Desire is all about delay.
The anticipation, the angst, the longing all cascading towards a moment of passion.
It’s a difficult trick to pull off in the world of cinema, but Céline Sciamma’s “Portrait of a Lady on Fire” builds from embers into a raging inferno of emotion in one of the best romance films in ten years.
The French filmmaker progresses from a trilogy of coming-of-age features into the world of adulthood with a pitch perfect examination of nuanced affection that turns to admiration that begets passionate lust with a daring contemporary feel to a period love story.
Set on an isolated island in Brittany in the end of the eighteenth century, Sciamma’s fourth feature follows Marianne, a young artist commissioned to paint a wedding portrait of a woman without her knowledge.
Key to the success of “Portrait” is the relationship between model and artist, an examination of the soul that Sciamma deciphers as much as a mirror of self-reflection as a keen eye peering into the world of another.
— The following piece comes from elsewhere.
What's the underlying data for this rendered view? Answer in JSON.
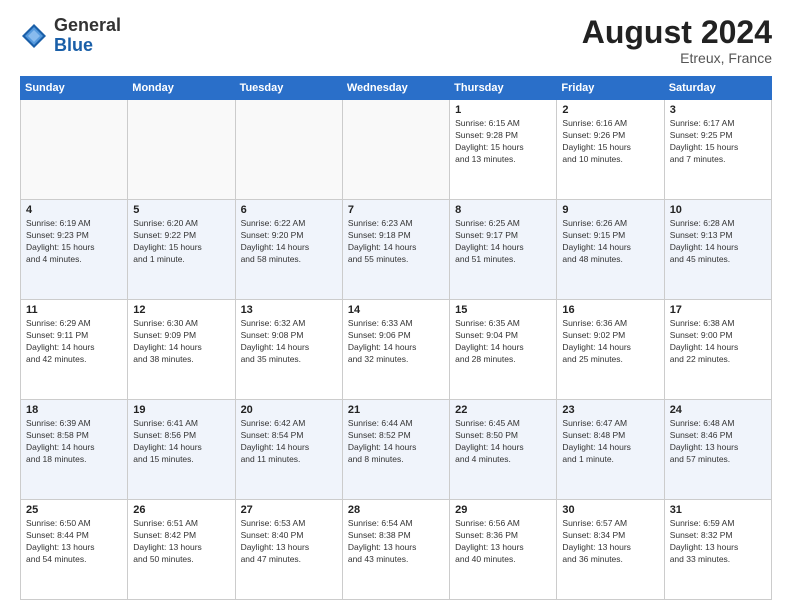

The film lives and dies on the performances of its two leads and Noémie Merlant brings an effortless earnestness to Marianne that pairs perfectly with Adéle Haenel’s quiet intensity as Héloïse. Each moment in the film feels genuinely considered, not by the actresses portraying the characters, but by Marianne and Héloïse themselves.
Dialogue in a script can provide the context for someone being unable to say what they feel, but the right amount of hesitation or inflection in a voice can be just as breathtaking. Merlant and Haenel are masterful at pulling at the seams of Sciamma’s screenplay and digging beneath the surface of the script in a richly intimate, physical way that smolders in intensity without the two ever touching.
Framed together in a single shot along the cliffs of Brittany, the pair challenge each other with inquisitive, stolen glances that flicker like embers off the screen. “Portrait” captures intimacy as it grows and changes better than any romance film in a decade and the collaboration between actresses and filmmaker shimmers as viewers fall in love with Héloïse, then Marianne, and then both of them together and apart.
Their dynamic chemistry is offset slightly by the presence of a third major character in an otherwise sparsely cast film.
Typically in a film like this, Luàna Bajrami’s Sophie would be a distracting interloper character that pulls audiences away from the primary romance. But Bajrami matches both leads in quiet intensity with a stoic, yet emotional turn that enriches the world of the film and accentuates the progression of Marianne and Héloïse’s relationship.
Sciamma expertly crafts art into the visual style of “Portrait,” building a world of undeniable cinematic moments that often feel like paintings stacked on top of one another to build a story.
So much of this artistry comes through in how the audience is introduced to Héloïse through Marianne’s lens as Sciamma takes viewers on an elaborate examination of Haenel, her hair, her earlobes, her piercing eyes. Every detail that Marianne paints into existence on canvas is masterfully imprinted into the hearts of engaged audience members with careful precision and expert cinematography from Claire Mathon.
The romance of the film comes not just from the brilliant chemistry Merlant and Haenel share on screen, but in the way it is portrayed through the camera lens with longing, lingering shots mixed with stolen glances that push the audience into the middle of a forbidden love affair.
The best French film in many years, “Portrait of a Lady on Fire” was eligible for awards season acclaim, usually playing as a de facto runner up to eventual Oscar Best Picture winner “Parasite” in international feature categories. Astoundingly, the French film community chose not to submit “Portrait” for major Academy Award consideration, opting for the political crime drama “Les Misérables,” which recently took home the country’s top film prize.
Emotionally stirring and wonderfully subdued, “Portrait of a Lady on Fire” is a daring and expressive film that dazzles in its simplicity and feels of the moment in spite of its period setting.
Sciamma’s film is a must for cinephiles willing to overcome the one-inch tall barrier of subtitles and a thought-provoking drama that lingers long after the credits roll.